Economic growth in Robbinsville hidden among NC mountains
Posted October 10, 2014 5:30 p.m. EDT
Updated October 10, 2014 8:55 p.m. EDT
Robbinsville, N.C. — While North Carolina's unemployment rate has dropped in recent years from its double-digit highs during the depths of the recession, some communities are still struggling.
Graham County in the southwest corner of the state, for example, had a 13.4 percent jobless rate in August, the highest in North Carolina, according to the latest figures from the state Department of Commerce.
Amid the fall foliage of the Blue Ridge Mountains, faded signs mark empty storefronts.
"Those empty storefronts you see, it's kind of like strip malls you see all over. You can't make it," said Gail Wiggins, a Robbinsville native who runs Full Bloom Florist in town.
Wiggins fears her hometown is dying. This year, Stanly Furniture, which once employed nearly 500 people in Robbinsville, shut down and locked up. Many local residents now have to leave the county for a paycheck.
"We need help. We need money coming in. We need people making money so they can buy," she said.
To supplement her own income, her flower shop doubles as the state license plate office in Graham County.
"It's a great business strategy," said Tammy Crisp, who works at the shop.
Crisp said she wants leaders in Raleigh who take an interest in the well-being of western North Carolina.
"I mean western North Carolina past Asheville," she said.
Raleigh is more than 300 miles from Graham County, and local residents say it feels like the state's power structure has just let them fall away.
"I feel like they've let us down – the mountain area. I feel like they've let us down bad," Wiggins said.
Dwight "Yosemite" Lovin, a mechanic in town, said he would like to see something fire up the area economy but noted that North Carolina mountain communities have lagged behind the rest of the state for decades.
"We've always been poor here, and it don't really affect us," Lovin said. "We was poor before the economy got bad. We can't really tell it much when the economy does go bad."
His biggest gripe with state government is that he feels schools aren't getting the support they need.
"(They're) cutting the salaries and doing away with some of the workers in the schools, money for textbooks and stuff like that," he said.
At Lynn's Place, the place in Robbinsville where nearly everybody heads for lunch, co-owner Billy Brown said that, while he's concerned about the local economy in the short term, he feels Robbinsville is turning a new leaf.
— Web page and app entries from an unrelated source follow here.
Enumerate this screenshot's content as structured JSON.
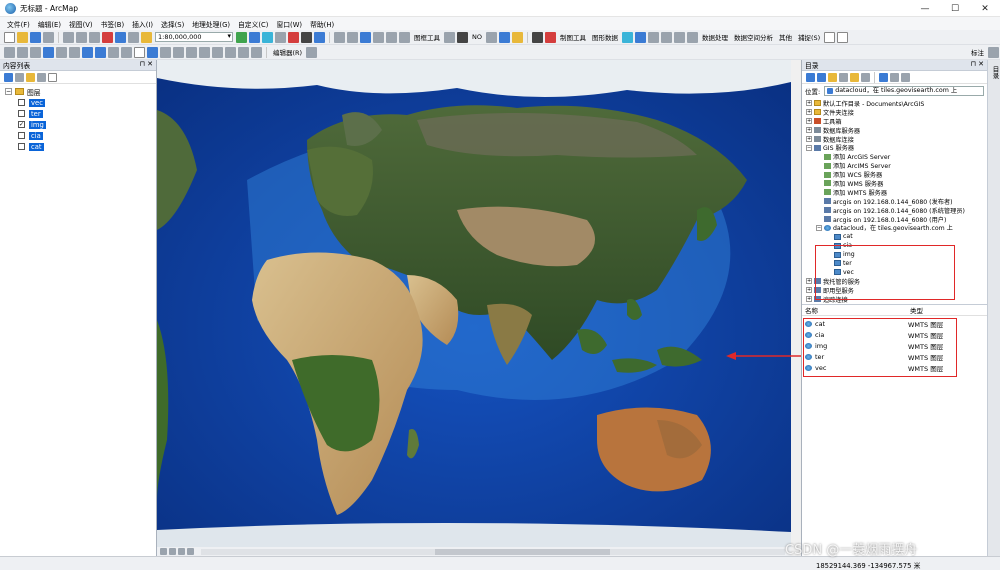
{
  "window": {
    "title": "无标题 - ArcMap",
    "controls": [
      "—",
      "☐",
      "✕"
    ]
  },
  "menubar": [
    "文件(F)",
    "编辑(E)",
    "视图(V)",
    "书签(B)",
    "插入(I)",
    "选择(S)",
    "地理处理(G)",
    "自定义(C)",
    "窗口(W)",
    "帮助(H)"
  ],
  "toolbar": {
    "scale": "1:80,000,000",
    "labels": [
      "图框工具",
      "NO",
      "制图工具",
      "图形数据",
      "数据处理",
      "数据空间分析",
      "其他",
      "捕捉(S)",
      "标注",
      "编辑器(R)"
    ]
  },
  "toc": {
    "title": "内容列表",
    "root": "图层",
    "layers": [
      {
        "name": "vec",
        "checked": false
      },
      {
        "name": "ter",
        "checked": false
      },
      {
        "name": "img",
        "checked": true
      },
      {
        "name": "cia",
        "checked": false
      },
      {
        "name": "cat",
        "checked": false
      }
    ]
  },
  "catalog": {
    "title": "目录",
    "location_label": "位置:",
    "location": "datacloud，在 tiles.geovisearth.com 上",
    "tree": [
      {
        "label": "默认工作目录 - Documents\\ArcGIS",
        "icon": "folder",
        "level": 0,
        "exp": "+"
      },
      {
        "label": "文件夹连接",
        "icon": "folder",
        "level": 0,
        "exp": "+"
      },
      {
        "label": "工具箱",
        "icon": "tool",
        "level": 0,
        "exp": "+"
      },
      {
        "label": "数据库服务器",
        "icon": "db",
        "level": 0,
        "exp": "+"
      },
      {
        "label": "数据库连接",
        "icon": "db",
        "level": 0,
        "exp": "+"
      },
      {
        "label": "GIS 服务器",
        "icon": "server",
        "level": 0,
        "exp": "−"
      },
      {
        "label": "添加 ArcGIS Server",
        "icon": "add",
        "level": 1,
        "exp": ""
      },
      {
        "label": "添加 ArcIMS Server",
        "icon": "add",
        "level": 1,
        "exp": ""
      },
      {
        "label": "添加 WCS 服务器",
        "icon": "add",
        "level": 1,
        "exp": ""
      },
      {
        "label": "添加 WMS 服务器",
        "icon": "add",
        "level": 1,
        "exp": ""
      },
      {
        "label": "添加 WMTS 服务器",
        "icon": "add",
        "level": 1,
        "exp": ""
      },
      {
        "label": "arcgis on 192.168.0.144_6080 (发布者)",
        "icon": "server",
        "level": 1,
        "exp": ""
      },
      {
        "label": "arcgis on 192.168.0.144_6080 (系统管理员)",
        "icon": "server",
        "level": 1,
        "exp": ""
      },
      {
        "label": "arcgis on 192.168.0.144_6080 (用户)",
        "icon": "server",
        "level": 1,
        "exp": ""
      },
      {
        "label": "datacloud，在 tiles.geovisearth.com 上",
        "icon": "globe",
        "level": 1,
        "exp": "−"
      },
      {
        "label": "cat",
        "icon": "layer",
        "level": 2,
        "exp": ""
      },
      {
        "label": "cia",
        "icon": "layer",
        "level": 2,
        "exp": ""
      },
      {
        "label": "img",
        "icon": "layer",
        "level": 2,
        "exp": ""
      },
      {
        "label": "ter",
        "icon": "layer",
        "level": 2,
        "exp": ""
      },
      {
        "label": "vec",
        "icon": "layer",
        "level": 2,
        "exp": ""
      },
      {
        "label": "我托管的服务",
        "icon": "server",
        "level": 0,
        "exp": "+"
      },
      {
        "label": "即用型服务",
        "icon": "server",
        "level": 0,
        "exp": "+"
      },
      {
        "label": "追踪连接",
        "icon": "server",
        "level": 0,
        "exp": "+"
      }
    ],
    "list_headers": [
      "名称",
      "类型"
    ],
    "list": [
      {
        "name": "cat",
        "type": "WMTS 图层"
      },
      {
        "name": "cia",
        "type": "WMTS 图层"
      },
      {
        "name": "img",
        "type": "WMTS 图层"
      },
      {
        "name": "ter",
        "type": "WMTS 图层"
      },
      {
        "name": "vec",
        "type": "WMTS 图层"
      }
    ]
  },
  "right_strip": "目录",
  "status": {
    "coords": "18529144.369  -134967.575 米"
  },
  "watermark": "CSDN @一蓑烟雨摆舟",
  "colors": {
    "accent_red": "#e02828",
    "selection": "#0a64d8",
    "ocean_deep": "#0d3f9c"
  }
}
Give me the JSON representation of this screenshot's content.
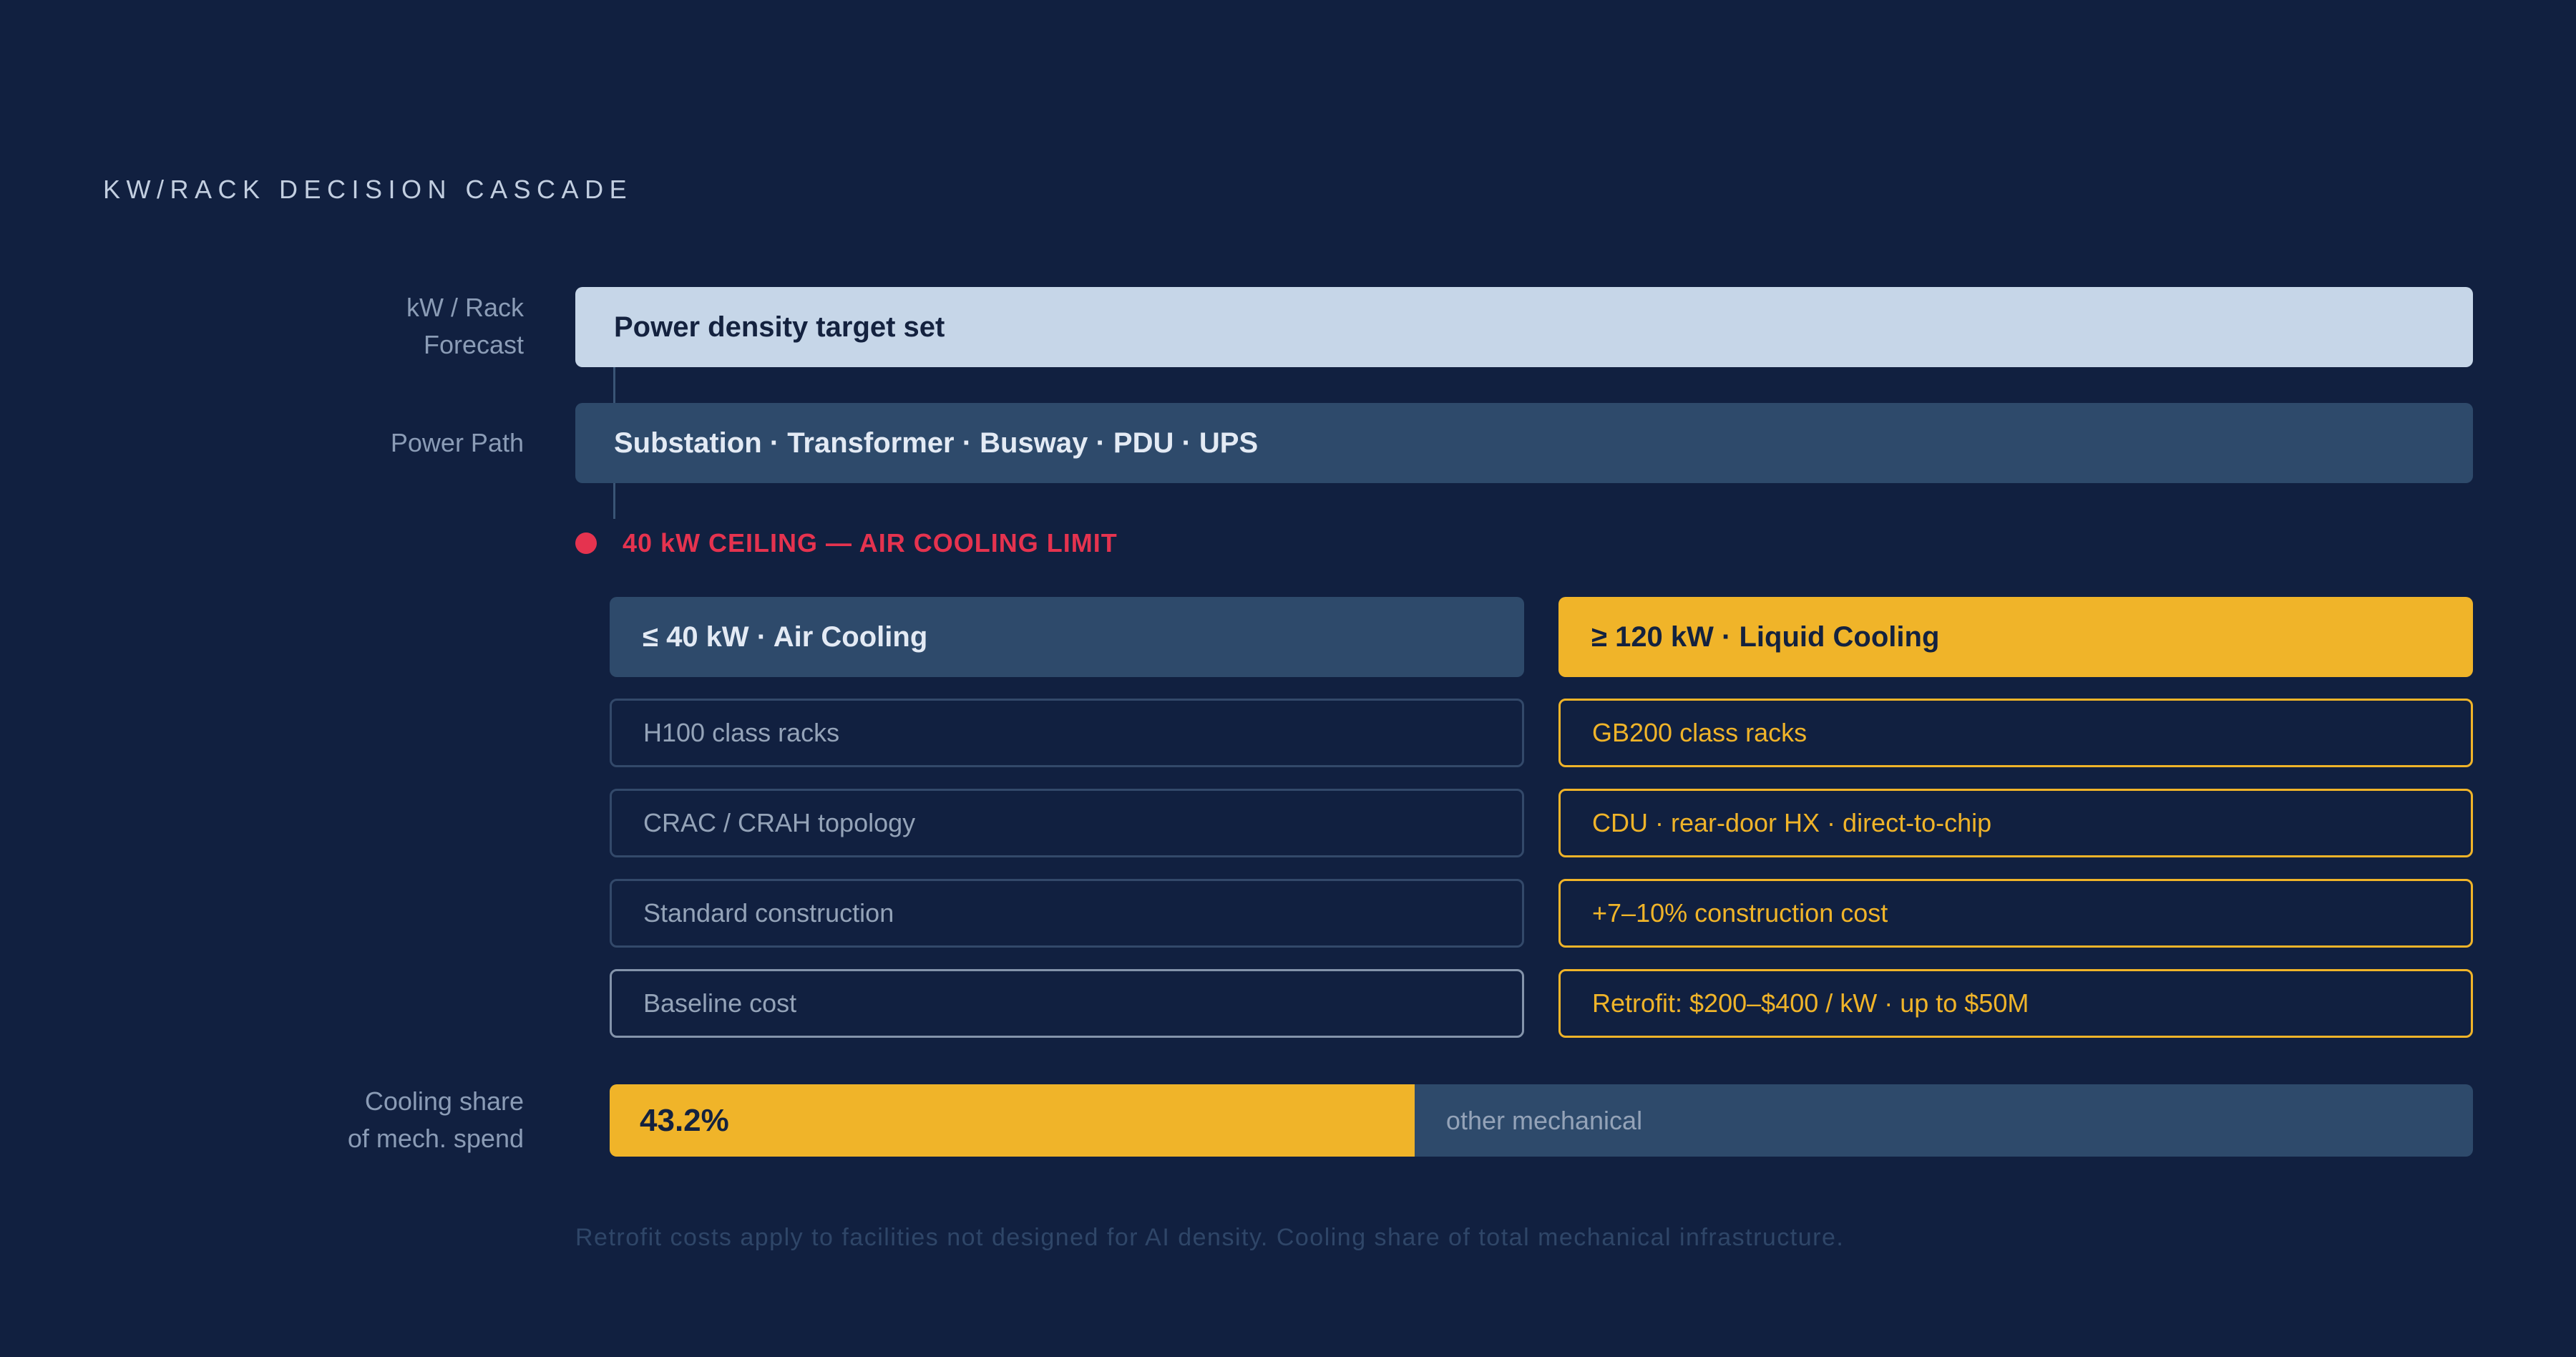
{
  "title": "KW/RACK DECISION CASCADE",
  "rows": {
    "forecast_label": [
      "kW / Rack",
      "Forecast"
    ],
    "power_path_label": "Power Path",
    "cooling_share_label": [
      "Cooling share",
      "of mech. spend"
    ]
  },
  "target": "Power density target set",
  "power_path": "Substation · Transformer · Busway · PDU · UPS",
  "ceiling": "40 kW CEILING — AIR COOLING LIMIT",
  "branches": {
    "air": {
      "header": "≤ 40 kW · Air Cooling",
      "items": [
        "H100 class racks",
        "CRAC / CRAH topology",
        "Standard construction",
        "Baseline cost"
      ]
    },
    "liquid": {
      "header": "≥ 120 kW · Liquid Cooling",
      "items": [
        "GB200 class racks",
        "CDU · rear-door HX · direct-to-chip",
        "+7–10% construction cost",
        "Retrofit: $200–$400 / kW · up to $50M"
      ]
    }
  },
  "cooling_share": {
    "value": 43.2,
    "label": "43.2%",
    "other_label": "other mechanical"
  },
  "footnote": "Retrofit costs apply to facilities not designed for AI density. Cooling share of total mechanical infrastructure.",
  "colors": {
    "background": "#112040",
    "accent": "#f0b429",
    "alert": "#e5334f",
    "panel": "#2e4a6b",
    "light_panel": "#c6d6e8"
  }
}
"I see this town is going to be a tourist town before it's over with," Brown said. "But, you know, they're going to have to invest money. We don't have alcohol here."